Web page and app entries
____
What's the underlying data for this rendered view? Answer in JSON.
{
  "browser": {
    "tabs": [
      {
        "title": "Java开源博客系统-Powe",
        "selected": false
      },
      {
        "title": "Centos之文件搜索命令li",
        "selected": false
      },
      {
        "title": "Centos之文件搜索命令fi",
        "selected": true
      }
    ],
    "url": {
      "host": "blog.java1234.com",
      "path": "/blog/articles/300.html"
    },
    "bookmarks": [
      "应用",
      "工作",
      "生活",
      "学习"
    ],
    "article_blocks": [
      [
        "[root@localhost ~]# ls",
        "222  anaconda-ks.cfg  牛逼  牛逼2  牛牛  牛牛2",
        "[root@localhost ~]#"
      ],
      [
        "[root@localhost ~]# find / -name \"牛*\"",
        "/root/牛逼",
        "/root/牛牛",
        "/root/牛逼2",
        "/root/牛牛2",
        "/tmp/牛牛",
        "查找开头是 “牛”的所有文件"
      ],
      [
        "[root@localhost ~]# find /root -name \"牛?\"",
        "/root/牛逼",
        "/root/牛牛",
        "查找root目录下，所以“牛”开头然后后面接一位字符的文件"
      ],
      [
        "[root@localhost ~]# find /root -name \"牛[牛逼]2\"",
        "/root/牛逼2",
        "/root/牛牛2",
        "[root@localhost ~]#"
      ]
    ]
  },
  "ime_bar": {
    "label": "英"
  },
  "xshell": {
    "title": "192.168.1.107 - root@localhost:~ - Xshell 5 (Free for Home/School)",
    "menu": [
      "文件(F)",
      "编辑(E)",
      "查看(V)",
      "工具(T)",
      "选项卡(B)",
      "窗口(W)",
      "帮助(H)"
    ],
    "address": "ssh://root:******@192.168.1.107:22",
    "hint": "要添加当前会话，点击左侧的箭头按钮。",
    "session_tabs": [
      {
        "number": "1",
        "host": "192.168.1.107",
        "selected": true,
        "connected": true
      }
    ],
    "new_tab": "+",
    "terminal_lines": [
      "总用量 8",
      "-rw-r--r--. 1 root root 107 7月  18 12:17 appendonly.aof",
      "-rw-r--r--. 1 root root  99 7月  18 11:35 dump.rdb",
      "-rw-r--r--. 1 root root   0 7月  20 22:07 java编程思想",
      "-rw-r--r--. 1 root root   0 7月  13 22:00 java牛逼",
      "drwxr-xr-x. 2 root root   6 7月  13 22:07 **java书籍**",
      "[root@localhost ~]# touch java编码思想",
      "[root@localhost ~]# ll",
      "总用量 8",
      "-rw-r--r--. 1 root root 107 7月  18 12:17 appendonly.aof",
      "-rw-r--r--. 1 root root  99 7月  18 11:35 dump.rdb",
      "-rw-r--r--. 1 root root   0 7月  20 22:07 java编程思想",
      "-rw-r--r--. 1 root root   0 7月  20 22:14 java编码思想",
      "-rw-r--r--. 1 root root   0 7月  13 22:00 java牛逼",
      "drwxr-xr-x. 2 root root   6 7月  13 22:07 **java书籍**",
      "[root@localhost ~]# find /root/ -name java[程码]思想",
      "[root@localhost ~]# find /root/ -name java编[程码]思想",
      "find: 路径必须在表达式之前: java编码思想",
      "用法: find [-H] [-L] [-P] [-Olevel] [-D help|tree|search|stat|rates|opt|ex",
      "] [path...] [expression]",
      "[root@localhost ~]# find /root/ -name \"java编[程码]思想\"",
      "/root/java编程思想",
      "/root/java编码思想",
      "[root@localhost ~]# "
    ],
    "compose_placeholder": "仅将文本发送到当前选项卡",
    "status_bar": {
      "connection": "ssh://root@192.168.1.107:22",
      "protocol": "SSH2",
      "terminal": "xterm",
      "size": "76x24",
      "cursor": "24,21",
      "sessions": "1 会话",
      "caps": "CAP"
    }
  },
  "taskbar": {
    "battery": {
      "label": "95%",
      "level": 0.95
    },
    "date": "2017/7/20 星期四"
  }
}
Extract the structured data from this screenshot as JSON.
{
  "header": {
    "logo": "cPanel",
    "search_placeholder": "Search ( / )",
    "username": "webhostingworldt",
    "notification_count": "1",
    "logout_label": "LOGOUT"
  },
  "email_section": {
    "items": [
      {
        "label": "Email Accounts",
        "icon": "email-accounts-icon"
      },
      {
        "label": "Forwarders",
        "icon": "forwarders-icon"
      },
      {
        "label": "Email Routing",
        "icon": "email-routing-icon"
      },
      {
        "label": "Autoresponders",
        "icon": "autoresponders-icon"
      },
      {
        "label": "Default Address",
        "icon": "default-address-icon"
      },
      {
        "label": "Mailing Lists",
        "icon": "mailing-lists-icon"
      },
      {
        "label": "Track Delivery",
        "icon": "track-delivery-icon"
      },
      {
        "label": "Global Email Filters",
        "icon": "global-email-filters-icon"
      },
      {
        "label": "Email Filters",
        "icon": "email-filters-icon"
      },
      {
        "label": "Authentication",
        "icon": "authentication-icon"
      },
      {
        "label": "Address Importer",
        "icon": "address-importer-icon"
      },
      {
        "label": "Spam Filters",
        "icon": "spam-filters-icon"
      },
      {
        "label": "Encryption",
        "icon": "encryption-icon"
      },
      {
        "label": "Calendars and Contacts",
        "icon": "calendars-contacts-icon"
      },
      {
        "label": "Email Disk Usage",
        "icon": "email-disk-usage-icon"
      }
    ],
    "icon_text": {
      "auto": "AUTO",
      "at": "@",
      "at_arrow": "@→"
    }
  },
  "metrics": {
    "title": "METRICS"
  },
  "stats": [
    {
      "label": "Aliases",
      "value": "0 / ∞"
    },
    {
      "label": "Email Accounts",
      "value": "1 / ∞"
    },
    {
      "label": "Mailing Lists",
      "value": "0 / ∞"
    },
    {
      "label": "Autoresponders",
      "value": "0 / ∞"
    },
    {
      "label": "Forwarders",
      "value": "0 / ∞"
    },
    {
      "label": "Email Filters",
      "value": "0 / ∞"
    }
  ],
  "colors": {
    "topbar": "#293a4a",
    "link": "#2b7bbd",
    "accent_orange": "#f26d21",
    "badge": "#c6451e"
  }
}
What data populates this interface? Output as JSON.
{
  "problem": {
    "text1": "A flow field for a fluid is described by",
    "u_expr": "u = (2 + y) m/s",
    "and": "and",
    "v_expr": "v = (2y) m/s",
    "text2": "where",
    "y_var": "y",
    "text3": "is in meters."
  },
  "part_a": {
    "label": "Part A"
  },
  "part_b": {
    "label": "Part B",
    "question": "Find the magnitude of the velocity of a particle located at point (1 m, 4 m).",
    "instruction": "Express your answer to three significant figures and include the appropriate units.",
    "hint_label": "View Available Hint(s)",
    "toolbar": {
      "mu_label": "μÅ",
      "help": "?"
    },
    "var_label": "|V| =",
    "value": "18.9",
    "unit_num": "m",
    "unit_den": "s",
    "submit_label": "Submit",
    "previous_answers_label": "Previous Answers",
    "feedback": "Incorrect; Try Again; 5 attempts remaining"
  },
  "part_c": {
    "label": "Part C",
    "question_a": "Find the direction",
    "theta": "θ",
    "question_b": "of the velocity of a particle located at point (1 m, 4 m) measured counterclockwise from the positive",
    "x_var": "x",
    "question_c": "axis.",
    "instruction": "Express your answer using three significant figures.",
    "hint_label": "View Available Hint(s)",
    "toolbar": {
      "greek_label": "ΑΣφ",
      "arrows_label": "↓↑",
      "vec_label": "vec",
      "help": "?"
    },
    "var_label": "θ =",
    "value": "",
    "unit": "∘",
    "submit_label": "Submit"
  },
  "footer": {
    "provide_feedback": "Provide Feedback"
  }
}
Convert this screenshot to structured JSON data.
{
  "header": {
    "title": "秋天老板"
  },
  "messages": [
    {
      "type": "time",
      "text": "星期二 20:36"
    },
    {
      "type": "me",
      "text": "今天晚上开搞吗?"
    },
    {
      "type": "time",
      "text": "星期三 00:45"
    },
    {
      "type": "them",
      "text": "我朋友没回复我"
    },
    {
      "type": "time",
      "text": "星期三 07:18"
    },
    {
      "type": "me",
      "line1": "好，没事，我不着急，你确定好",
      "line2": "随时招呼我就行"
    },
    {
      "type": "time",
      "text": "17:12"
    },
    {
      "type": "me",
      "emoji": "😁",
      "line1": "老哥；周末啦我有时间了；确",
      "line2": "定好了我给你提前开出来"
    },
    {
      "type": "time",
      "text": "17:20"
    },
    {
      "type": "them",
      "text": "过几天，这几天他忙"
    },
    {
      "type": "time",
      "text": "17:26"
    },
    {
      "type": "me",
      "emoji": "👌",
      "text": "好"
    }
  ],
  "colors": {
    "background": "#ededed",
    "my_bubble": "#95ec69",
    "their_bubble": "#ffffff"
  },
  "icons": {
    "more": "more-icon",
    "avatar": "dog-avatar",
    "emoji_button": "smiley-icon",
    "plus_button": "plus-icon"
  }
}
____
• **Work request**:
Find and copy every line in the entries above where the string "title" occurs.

• **Written answer**:
        "title": "Java开源博客系统-Powe",
        "title": "Centos之文件搜索命令li",
        "title": "Centos之文件搜索命令fi",
    "title": "192.168.1.107 - root@localhost:~ - Xshell 5 (Free for Home/School)",
    "title": "METRICS"
    "title": "秋天老板"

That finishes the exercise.